══ Listed entries ══

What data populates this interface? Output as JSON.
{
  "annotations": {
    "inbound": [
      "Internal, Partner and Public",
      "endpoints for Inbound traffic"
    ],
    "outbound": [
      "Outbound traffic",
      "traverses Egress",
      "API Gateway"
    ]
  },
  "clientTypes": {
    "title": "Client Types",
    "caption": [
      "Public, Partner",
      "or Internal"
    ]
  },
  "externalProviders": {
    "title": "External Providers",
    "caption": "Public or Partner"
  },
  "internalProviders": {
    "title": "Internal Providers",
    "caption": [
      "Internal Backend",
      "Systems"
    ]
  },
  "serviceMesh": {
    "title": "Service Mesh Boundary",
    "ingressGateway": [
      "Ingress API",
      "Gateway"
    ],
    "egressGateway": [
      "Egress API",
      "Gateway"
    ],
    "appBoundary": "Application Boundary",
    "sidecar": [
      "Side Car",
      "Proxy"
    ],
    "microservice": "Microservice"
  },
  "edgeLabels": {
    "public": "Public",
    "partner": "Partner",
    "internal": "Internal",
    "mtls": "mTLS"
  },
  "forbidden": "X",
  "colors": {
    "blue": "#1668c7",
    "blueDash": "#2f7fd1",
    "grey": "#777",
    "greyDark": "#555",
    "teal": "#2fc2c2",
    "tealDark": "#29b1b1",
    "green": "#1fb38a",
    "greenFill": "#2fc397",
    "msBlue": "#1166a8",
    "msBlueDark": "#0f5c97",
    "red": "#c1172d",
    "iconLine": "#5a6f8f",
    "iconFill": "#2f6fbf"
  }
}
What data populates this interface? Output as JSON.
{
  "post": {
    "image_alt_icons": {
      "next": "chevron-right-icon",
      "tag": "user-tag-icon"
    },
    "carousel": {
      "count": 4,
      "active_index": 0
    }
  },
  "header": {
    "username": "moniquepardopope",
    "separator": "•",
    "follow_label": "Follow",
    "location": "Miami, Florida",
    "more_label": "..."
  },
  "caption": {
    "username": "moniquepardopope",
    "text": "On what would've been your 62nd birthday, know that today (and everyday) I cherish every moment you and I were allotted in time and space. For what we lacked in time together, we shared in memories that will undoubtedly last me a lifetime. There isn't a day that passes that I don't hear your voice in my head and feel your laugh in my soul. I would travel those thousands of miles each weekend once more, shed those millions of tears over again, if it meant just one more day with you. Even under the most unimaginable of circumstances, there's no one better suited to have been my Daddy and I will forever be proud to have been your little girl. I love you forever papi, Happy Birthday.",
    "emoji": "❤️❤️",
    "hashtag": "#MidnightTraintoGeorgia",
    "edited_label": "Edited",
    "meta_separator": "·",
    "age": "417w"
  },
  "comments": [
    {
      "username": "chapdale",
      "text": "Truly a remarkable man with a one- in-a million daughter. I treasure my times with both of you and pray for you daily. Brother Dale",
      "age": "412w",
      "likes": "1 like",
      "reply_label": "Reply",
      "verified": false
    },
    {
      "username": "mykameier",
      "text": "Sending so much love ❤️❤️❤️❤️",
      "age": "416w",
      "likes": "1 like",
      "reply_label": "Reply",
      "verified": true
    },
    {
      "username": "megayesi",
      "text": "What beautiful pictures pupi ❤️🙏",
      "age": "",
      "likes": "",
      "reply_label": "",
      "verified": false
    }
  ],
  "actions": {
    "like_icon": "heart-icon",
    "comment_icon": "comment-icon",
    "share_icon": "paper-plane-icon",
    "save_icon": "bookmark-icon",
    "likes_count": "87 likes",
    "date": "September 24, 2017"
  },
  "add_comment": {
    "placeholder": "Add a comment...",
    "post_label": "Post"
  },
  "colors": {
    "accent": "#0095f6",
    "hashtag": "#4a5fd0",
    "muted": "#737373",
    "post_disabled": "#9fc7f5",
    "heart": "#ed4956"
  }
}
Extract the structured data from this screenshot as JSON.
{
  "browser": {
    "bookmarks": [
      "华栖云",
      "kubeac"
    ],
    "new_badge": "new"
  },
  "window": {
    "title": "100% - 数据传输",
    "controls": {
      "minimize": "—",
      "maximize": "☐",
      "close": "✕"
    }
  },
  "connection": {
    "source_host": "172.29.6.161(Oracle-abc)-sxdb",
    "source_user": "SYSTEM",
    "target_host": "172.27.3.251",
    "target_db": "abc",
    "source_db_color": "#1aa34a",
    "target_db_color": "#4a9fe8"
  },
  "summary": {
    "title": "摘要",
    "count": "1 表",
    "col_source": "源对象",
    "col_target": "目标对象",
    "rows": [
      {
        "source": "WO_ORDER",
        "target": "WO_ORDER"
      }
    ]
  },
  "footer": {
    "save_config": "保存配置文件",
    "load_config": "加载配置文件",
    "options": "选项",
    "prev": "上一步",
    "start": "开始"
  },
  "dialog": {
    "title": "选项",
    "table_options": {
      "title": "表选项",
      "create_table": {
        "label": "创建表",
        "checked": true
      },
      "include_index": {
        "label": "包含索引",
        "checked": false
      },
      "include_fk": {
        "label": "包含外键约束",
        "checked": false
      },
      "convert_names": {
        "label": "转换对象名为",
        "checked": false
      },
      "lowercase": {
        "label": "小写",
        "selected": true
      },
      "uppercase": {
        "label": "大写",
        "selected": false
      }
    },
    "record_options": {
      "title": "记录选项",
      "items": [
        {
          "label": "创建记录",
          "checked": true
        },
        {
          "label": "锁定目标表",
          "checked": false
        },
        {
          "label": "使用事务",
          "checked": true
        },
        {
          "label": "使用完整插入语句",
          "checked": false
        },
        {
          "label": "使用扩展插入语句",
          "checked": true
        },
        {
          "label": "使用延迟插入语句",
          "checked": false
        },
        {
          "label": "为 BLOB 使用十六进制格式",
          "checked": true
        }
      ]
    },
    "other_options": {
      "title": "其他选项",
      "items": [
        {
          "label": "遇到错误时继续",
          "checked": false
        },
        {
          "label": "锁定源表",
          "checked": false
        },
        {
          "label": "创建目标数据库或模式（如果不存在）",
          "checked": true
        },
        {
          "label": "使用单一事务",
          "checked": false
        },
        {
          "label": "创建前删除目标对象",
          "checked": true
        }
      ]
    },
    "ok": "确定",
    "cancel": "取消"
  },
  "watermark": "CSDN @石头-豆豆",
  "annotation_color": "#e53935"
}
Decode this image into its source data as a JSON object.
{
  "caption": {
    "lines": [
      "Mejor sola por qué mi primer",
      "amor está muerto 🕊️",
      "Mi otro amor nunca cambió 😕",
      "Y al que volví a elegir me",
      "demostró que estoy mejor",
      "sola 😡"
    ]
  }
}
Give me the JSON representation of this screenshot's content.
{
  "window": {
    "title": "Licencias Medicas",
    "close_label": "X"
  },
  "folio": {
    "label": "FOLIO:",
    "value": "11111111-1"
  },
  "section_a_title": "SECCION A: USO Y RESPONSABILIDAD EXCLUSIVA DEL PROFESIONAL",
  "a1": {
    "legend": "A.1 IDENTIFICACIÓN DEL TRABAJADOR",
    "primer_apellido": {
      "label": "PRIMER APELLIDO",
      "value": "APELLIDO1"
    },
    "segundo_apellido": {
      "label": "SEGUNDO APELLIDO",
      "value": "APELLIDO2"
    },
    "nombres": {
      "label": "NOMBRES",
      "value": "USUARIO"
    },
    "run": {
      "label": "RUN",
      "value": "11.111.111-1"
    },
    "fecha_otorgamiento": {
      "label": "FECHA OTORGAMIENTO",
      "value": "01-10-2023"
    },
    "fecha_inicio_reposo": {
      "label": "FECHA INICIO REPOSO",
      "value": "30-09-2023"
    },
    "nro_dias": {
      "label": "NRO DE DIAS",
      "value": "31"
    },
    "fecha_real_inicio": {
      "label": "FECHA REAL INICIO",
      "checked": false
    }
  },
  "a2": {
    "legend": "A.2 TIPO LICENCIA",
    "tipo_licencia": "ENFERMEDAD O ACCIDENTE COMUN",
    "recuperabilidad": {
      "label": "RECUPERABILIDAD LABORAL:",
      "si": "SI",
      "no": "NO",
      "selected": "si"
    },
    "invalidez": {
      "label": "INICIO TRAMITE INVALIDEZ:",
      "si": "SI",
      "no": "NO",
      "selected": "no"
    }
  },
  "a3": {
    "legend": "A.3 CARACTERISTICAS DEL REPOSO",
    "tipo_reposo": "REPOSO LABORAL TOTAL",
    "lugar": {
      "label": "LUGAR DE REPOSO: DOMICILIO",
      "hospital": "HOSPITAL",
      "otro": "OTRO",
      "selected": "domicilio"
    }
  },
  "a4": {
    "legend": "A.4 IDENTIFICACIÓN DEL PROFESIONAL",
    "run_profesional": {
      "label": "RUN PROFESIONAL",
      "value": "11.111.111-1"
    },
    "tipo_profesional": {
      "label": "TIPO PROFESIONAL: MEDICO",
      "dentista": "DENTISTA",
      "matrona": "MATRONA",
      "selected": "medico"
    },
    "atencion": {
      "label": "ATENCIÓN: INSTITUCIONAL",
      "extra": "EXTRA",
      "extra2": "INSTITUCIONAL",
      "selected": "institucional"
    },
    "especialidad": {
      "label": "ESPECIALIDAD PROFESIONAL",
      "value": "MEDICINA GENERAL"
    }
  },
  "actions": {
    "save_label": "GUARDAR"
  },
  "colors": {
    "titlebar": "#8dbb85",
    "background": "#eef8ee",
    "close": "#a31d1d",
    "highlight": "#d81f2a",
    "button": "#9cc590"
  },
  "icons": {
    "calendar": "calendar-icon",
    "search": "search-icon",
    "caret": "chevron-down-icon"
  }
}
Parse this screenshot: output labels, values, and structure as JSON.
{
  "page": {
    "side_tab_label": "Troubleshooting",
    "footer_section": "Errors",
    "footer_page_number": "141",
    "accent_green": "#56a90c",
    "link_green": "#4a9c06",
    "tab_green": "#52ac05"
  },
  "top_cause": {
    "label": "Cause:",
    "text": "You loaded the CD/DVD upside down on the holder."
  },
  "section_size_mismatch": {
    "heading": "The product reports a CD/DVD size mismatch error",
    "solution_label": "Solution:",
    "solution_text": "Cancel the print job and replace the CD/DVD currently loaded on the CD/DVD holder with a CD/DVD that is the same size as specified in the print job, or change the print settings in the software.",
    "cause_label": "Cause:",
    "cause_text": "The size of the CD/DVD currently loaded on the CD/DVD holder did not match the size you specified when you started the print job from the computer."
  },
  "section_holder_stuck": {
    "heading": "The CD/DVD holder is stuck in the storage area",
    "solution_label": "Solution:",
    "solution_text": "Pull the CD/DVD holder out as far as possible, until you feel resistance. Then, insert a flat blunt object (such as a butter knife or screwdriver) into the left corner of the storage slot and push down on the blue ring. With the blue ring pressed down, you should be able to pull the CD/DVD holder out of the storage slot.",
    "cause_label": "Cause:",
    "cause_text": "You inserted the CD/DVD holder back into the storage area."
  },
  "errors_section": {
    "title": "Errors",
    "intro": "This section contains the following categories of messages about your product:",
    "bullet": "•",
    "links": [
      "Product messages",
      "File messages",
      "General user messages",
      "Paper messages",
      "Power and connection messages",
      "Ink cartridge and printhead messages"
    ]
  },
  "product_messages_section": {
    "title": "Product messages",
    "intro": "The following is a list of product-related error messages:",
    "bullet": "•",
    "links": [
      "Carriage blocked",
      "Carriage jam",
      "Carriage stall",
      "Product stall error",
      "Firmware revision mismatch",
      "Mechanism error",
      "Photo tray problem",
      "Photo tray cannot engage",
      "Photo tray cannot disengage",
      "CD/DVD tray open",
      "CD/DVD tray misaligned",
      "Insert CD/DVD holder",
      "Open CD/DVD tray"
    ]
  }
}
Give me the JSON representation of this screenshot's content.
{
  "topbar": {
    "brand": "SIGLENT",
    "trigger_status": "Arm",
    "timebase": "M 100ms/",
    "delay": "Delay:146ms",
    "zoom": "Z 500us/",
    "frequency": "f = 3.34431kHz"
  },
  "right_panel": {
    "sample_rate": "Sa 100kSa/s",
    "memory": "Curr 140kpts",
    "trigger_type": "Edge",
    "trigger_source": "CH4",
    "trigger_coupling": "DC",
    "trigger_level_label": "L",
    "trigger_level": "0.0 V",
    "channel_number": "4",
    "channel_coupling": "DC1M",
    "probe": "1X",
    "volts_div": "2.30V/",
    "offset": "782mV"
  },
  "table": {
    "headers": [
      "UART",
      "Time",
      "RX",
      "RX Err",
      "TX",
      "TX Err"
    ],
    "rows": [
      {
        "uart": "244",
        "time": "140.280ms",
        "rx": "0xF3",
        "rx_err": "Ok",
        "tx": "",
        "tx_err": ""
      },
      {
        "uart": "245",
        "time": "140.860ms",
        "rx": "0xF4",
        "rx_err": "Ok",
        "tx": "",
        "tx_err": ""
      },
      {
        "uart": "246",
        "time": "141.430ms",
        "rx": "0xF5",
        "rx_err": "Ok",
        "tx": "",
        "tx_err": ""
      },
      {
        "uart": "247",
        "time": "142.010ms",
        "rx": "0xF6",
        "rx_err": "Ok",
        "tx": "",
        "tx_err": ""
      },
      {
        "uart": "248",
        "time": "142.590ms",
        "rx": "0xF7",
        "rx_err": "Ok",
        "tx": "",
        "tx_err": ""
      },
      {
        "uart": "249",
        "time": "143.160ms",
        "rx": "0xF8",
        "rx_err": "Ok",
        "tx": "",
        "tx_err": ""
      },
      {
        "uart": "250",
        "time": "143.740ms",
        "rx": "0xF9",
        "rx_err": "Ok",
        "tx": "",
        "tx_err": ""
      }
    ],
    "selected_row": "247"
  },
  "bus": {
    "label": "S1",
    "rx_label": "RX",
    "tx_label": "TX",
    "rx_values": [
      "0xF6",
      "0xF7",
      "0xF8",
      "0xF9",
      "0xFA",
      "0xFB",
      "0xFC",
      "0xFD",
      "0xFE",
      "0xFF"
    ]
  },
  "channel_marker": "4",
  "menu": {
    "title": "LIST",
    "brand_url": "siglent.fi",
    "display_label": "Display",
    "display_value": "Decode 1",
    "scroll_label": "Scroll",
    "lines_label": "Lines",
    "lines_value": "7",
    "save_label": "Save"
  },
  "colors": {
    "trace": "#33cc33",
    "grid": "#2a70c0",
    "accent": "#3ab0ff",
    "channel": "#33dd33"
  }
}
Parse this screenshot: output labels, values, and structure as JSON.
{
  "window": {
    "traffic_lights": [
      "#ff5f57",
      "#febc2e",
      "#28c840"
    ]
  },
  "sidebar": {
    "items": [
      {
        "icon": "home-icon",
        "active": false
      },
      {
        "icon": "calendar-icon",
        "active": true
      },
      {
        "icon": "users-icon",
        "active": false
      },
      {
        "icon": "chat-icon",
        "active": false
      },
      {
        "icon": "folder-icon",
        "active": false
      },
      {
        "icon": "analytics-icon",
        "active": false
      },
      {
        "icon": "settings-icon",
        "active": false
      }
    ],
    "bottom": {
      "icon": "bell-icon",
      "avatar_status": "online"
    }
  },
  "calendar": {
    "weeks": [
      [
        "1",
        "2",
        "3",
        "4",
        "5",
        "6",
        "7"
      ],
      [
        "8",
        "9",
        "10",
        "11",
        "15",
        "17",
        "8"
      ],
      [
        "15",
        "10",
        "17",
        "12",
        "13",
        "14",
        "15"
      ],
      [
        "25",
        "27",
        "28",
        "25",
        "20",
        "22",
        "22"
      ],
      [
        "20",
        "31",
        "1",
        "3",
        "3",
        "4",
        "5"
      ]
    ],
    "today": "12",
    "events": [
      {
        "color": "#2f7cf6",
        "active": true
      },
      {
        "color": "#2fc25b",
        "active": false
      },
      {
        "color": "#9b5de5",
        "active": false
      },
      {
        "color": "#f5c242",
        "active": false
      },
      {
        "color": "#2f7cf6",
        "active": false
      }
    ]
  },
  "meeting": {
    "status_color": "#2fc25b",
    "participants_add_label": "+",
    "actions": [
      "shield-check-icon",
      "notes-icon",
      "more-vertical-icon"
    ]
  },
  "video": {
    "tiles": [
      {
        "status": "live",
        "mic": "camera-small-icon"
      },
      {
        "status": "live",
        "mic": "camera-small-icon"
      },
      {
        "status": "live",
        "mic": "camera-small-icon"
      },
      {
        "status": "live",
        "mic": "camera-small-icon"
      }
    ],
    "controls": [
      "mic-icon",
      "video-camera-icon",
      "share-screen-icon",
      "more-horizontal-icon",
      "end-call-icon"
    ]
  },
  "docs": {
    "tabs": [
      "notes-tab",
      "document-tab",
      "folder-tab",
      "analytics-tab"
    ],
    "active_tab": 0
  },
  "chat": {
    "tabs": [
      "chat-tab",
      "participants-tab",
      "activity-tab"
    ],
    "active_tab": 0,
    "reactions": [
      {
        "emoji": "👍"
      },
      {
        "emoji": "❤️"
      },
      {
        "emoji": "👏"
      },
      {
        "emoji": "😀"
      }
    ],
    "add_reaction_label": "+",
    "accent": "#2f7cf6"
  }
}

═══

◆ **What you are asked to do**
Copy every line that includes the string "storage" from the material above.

◆ **Exercise answer**
    "heading": "The CD/DVD holder is stuck in the storage area",
    "solution_text": "Pull the CD/DVD holder out as far as possible, until you feel resistance. Then, insert a flat blunt object (such as a butter knife or screwdriver) into the left corner of the storage slot and push down on the blue ring. With the blue ring pressed down, you should be able to pull the CD/DVD holder out of the storage slot.",
    "cause_text": "You inserted the CD/DVD holder back into the storage area."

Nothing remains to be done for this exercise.